Website and app data records

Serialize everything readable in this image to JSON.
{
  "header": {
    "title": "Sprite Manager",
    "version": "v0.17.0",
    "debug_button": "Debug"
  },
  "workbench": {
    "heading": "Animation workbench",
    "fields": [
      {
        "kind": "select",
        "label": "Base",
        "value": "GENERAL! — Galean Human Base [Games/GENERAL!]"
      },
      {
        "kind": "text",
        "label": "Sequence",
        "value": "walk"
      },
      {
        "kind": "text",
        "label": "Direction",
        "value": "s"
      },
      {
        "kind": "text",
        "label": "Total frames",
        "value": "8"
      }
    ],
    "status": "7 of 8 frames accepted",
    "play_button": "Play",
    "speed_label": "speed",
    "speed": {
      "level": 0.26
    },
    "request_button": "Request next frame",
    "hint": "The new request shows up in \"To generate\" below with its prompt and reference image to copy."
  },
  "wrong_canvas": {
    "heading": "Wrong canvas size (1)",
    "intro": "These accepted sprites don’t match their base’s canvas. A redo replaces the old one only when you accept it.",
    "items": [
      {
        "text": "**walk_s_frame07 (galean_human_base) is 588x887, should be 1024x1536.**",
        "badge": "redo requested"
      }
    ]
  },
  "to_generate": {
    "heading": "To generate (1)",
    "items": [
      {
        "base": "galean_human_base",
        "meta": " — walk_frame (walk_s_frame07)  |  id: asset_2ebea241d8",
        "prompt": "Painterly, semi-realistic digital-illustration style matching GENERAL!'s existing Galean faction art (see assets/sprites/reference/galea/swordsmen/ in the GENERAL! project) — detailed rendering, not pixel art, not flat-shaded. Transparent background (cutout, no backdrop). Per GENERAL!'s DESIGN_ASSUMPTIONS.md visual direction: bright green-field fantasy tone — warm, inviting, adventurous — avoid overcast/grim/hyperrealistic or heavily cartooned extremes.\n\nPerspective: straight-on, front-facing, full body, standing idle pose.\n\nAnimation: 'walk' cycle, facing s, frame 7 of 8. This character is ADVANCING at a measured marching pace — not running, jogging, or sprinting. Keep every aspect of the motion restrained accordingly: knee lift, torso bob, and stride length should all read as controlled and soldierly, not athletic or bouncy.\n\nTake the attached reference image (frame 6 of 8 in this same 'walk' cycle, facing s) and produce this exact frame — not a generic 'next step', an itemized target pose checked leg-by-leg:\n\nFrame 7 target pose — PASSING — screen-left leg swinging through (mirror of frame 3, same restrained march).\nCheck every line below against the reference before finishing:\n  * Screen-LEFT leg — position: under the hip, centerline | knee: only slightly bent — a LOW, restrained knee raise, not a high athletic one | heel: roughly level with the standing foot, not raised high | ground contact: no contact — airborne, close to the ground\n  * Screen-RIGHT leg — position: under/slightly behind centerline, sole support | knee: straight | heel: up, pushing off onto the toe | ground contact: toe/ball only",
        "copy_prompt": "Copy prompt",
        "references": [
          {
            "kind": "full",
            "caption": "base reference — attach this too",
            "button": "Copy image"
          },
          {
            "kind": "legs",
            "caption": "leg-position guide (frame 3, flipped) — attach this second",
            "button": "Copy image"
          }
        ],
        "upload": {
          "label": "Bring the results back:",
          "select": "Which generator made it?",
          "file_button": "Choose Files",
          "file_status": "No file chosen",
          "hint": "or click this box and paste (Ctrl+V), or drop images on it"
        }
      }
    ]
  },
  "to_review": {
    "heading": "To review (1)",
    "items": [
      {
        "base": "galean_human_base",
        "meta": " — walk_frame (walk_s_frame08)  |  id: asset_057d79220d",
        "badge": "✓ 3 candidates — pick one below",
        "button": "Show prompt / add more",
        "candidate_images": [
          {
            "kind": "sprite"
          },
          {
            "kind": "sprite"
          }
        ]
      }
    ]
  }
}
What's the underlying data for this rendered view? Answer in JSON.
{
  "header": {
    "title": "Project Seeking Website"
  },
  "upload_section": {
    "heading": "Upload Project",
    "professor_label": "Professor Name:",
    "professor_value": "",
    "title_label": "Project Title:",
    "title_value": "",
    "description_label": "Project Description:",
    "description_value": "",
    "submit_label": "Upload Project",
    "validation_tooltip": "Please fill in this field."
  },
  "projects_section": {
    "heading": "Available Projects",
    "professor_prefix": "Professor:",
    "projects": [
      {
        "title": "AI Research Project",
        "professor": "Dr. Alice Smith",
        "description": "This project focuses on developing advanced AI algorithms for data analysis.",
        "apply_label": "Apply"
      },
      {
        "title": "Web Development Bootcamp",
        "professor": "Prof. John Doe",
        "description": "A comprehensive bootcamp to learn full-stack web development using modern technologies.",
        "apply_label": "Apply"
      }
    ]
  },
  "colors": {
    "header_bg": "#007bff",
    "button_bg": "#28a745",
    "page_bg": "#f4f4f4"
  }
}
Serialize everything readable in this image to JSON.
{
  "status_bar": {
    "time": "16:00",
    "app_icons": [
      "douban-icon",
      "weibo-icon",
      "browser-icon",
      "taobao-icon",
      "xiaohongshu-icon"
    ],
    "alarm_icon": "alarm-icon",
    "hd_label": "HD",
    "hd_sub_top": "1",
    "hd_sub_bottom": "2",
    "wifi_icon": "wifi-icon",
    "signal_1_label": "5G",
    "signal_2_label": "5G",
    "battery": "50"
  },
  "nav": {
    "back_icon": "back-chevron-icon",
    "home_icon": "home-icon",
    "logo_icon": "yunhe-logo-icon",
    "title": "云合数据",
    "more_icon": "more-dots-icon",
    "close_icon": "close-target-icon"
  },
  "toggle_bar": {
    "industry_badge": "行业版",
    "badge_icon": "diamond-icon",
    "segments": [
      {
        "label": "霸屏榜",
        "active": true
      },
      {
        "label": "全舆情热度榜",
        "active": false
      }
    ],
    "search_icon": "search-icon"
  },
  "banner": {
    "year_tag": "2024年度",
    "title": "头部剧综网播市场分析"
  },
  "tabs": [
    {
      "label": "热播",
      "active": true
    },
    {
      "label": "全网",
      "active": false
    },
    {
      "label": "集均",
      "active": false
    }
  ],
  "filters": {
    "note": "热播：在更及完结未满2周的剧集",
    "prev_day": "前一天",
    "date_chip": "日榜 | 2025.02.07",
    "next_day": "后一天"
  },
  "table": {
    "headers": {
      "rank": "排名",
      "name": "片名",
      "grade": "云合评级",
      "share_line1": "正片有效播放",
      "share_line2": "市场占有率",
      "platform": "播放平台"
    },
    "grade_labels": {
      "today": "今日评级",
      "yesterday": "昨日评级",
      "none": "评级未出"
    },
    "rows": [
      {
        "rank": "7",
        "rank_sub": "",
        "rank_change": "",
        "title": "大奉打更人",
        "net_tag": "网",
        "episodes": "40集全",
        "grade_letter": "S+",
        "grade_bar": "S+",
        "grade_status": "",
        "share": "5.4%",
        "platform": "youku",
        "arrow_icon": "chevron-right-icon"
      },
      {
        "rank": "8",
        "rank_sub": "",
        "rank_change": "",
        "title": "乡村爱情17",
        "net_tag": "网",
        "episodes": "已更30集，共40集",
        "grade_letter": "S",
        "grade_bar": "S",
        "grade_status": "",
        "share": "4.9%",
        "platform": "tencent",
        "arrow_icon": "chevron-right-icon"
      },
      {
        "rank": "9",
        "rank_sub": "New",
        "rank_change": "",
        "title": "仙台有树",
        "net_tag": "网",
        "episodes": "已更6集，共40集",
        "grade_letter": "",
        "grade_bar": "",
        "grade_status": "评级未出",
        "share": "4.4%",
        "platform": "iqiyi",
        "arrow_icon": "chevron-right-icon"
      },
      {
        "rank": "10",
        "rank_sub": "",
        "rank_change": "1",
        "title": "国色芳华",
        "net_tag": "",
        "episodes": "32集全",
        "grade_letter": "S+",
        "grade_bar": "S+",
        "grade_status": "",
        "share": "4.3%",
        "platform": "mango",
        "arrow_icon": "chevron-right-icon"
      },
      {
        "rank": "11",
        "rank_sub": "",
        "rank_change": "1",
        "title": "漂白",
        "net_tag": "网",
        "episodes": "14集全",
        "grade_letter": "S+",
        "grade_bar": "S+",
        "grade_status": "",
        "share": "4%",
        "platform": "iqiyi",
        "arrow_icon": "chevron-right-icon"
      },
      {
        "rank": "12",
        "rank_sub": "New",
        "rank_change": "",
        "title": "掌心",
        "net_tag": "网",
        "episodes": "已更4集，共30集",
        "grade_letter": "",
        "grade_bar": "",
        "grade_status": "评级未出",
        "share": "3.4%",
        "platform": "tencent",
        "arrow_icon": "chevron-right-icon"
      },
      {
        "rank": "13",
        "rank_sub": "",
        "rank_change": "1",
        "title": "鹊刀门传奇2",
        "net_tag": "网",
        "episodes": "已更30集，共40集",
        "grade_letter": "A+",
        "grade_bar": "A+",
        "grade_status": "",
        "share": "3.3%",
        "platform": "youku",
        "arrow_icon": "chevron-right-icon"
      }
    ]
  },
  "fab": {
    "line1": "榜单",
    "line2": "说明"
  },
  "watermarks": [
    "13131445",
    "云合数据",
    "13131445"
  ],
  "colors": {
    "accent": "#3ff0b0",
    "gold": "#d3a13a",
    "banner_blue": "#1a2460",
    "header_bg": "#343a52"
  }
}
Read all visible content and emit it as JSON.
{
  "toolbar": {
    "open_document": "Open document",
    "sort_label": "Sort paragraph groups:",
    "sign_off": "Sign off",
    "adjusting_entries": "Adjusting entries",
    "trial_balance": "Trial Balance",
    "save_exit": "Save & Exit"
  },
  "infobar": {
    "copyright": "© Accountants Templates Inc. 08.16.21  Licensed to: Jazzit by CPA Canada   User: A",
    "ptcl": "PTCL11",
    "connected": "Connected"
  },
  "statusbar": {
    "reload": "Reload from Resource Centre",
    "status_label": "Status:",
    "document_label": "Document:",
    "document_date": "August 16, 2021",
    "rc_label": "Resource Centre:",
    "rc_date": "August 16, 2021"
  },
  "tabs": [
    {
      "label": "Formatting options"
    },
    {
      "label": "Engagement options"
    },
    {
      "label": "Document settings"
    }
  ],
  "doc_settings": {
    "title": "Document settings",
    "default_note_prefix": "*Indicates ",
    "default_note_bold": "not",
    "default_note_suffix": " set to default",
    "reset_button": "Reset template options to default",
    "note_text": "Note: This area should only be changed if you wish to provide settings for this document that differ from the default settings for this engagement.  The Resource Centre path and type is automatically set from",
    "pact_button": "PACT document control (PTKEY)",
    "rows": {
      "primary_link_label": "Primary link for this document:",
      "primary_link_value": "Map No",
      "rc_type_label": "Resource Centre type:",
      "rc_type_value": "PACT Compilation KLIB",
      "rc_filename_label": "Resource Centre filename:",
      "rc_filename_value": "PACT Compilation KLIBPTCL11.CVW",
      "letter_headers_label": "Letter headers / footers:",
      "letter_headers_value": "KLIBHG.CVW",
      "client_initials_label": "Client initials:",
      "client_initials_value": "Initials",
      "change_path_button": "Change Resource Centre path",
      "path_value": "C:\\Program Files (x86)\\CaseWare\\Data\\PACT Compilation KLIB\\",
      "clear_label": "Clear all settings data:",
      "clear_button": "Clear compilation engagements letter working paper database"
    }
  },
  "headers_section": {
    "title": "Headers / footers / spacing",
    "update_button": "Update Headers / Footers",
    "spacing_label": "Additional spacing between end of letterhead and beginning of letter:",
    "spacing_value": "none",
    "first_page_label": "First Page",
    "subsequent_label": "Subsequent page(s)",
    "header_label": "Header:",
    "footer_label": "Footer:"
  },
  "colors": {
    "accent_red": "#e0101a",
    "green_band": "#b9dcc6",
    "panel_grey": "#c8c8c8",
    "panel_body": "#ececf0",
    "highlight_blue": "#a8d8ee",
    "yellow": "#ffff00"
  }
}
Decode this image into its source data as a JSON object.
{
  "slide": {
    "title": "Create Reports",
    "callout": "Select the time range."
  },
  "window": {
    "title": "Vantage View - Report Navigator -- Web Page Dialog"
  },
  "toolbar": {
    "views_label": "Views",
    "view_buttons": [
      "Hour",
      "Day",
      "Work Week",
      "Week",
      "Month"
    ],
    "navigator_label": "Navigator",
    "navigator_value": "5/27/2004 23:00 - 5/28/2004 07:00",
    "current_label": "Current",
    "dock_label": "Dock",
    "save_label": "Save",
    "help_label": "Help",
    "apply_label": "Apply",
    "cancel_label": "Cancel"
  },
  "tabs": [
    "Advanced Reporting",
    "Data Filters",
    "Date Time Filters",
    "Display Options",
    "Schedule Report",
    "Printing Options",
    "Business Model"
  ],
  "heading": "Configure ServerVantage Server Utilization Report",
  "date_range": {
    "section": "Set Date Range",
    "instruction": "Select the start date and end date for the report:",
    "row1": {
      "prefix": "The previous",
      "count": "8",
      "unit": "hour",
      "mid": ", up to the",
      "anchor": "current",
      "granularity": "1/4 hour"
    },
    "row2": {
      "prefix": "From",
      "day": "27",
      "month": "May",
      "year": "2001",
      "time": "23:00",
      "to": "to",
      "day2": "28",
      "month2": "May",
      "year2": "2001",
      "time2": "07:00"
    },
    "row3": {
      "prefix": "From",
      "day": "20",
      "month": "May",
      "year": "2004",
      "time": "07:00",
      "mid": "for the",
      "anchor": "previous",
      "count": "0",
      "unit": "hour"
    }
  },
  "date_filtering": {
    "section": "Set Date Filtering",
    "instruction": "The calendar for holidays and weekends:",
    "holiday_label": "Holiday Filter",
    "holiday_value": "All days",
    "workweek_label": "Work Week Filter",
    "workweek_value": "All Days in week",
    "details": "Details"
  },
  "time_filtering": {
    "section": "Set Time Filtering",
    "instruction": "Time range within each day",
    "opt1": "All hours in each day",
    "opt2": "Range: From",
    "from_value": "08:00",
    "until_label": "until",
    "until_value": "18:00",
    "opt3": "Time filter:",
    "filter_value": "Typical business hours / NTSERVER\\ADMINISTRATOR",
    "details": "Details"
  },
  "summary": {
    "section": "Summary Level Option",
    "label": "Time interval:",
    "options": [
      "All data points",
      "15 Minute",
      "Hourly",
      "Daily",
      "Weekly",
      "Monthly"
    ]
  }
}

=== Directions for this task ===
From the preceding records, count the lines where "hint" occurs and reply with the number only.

=== Answer to this task ===
2